Obtaining the right to become children of God not a path that we are then set on, which if we continue along we will achieve the goal of becoming children (as some teach). But it is something given to us fully at the point that we accept God’s gift. It is something that we then own; it is ours, and what is ours is that we become children of God. Having accepted Jesus we then have the full authority—the right—to claim our position as children of God. Paul wrote in Romans 8:15, “For you have not received a spirit of slavery leading to fear again, but you have received a spirit of adoption as sons by which we cry out, “Abba! Father!”” (Romans 8:15, NASB95) And in verse 17 he added, “and if children, heirs also, heirs of God and fellow heirs with Christ, if indeed we suffer with Him so that we may also be glorified with Him.” (Romans 8:17, NASB95) In the American Declaration of Independence we read of certain inalienable rights, meaning not to be separated from as they were not given by man and man cannot sever them. Having the right to become children of God is a right given to us at salvation and it is one that cannot be severed. It is who we then are, and God will not let go.
John went on to clarify this in the rest of the passage we are looking at today. “…even to those who believe in His name, who were born, not of blood nor of the will of the flesh nor of the will of man, but of God.” The way we gain this right is by belief in His name—the name and the person of Christ. These are the ones who are born again of God. We were all born of flesh and as flesh we will one day die (unless Jesus returns for His church first). This is the course of man since the fall—since man first sinned in the garden through Adam. At that time man spiritually became darkened and was judged dead in his trespasses and sins (Ephesians 2:1). Man needed to be saved, and he was unable to do this for himself. He was and is guilty, and he is subject to the consequences of guilt, which is death. “For the wages of sin is death, but the free gift of God is eternal life in Christ Jesus our Lord.” (Romans 6:23, NASB95) Here is where God provides another “but” in the free gift of eternal life given to us by God through His Son, Christ Jesus our Lord.
Man cannot be born again physically as if to start all over again. Reincarnation is a fanciful pipe dream of man—a pipe dream of trying over and over again until he gets it right. But the reality is that he will never get it right and he will never be good enough in his own effort. This is not what the Bible speaks of when it says that we must be born again.

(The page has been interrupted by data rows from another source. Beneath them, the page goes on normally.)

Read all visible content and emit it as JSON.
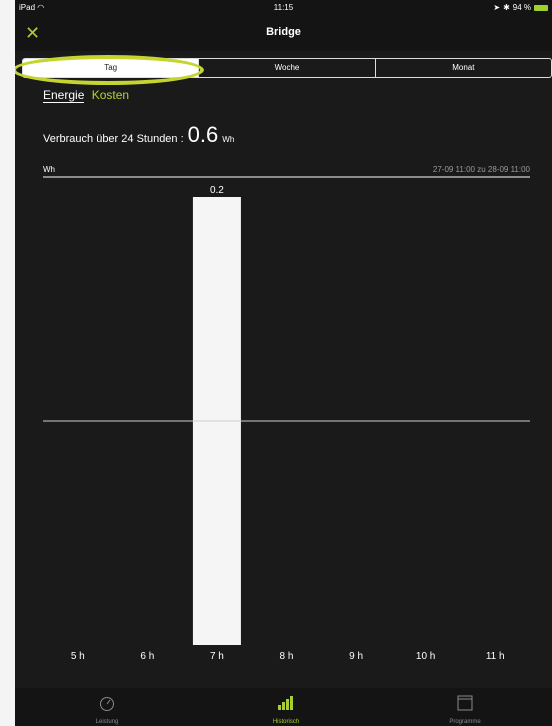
{
  "status_bar": {
    "device": "iPad",
    "time": "11:15",
    "battery_text": "94 %"
  },
  "nav": {
    "title": "Bridge",
    "close_icon": "close-icon"
  },
  "segments": [
    {
      "label": "Tag",
      "active": true
    },
    {
      "label": "Woche",
      "active": false
    },
    {
      "label": "Monat",
      "active": false
    }
  ],
  "metric_tabs": {
    "active": "Energie",
    "inactive": "Kosten"
  },
  "usage": {
    "label": "Verbrauch über 24 Stunden :",
    "value": "0.6",
    "unit": "Wh"
  },
  "chart_data": {
    "type": "bar",
    "ylabel": "Wh",
    "date_range": "27-09 11:00 zu 28-09 11:00",
    "categories": [
      "5 h",
      "6 h",
      "7 h",
      "8 h",
      "9 h",
      "10 h",
      "11 h"
    ],
    "values": [
      0,
      0,
      0.2,
      0,
      0,
      0,
      0
    ],
    "data_labels": [
      "",
      "",
      "0.2",
      "",
      "",
      "",
      ""
    ],
    "ylim": [
      0,
      0.2
    ],
    "gridline_value": 0.1,
    "bar_color": "#f5f5f5"
  },
  "tabbar": [
    {
      "label": "Leistung",
      "icon": "speedometer-icon",
      "active": false
    },
    {
      "label": "Historisch",
      "icon": "bar-chart-icon",
      "active": true
    },
    {
      "label": "Programme",
      "icon": "calendar-icon",
      "active": false
    }
  ],
  "colors": {
    "accent": "#a6cf2f",
    "background": "#1a1a1a",
    "highlight": "#c6d430"
  }
}
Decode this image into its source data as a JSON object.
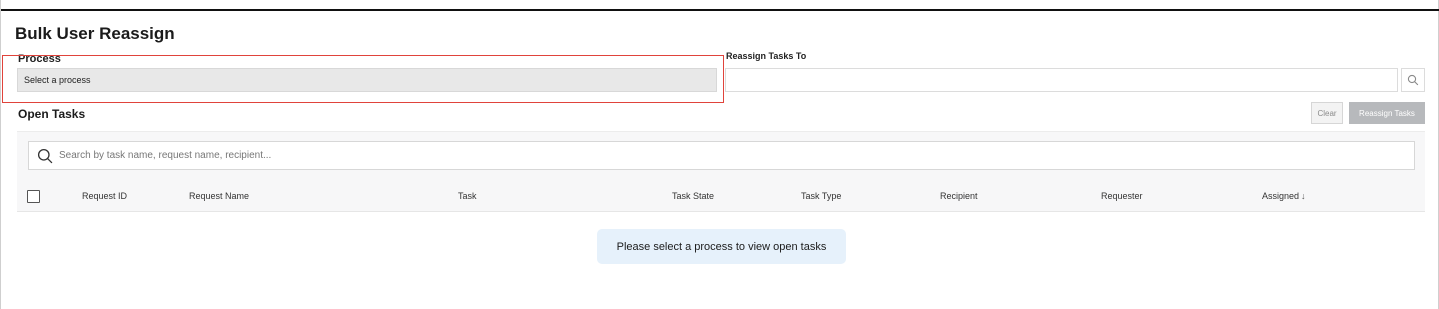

New life is given to us by belief in Christ, and this life will never perish but is eternally ours as children of God. And this life is given to us by the Light who came to shine and illumine our hearts, and more than that, to pay the penalty for our sins and to give us new life.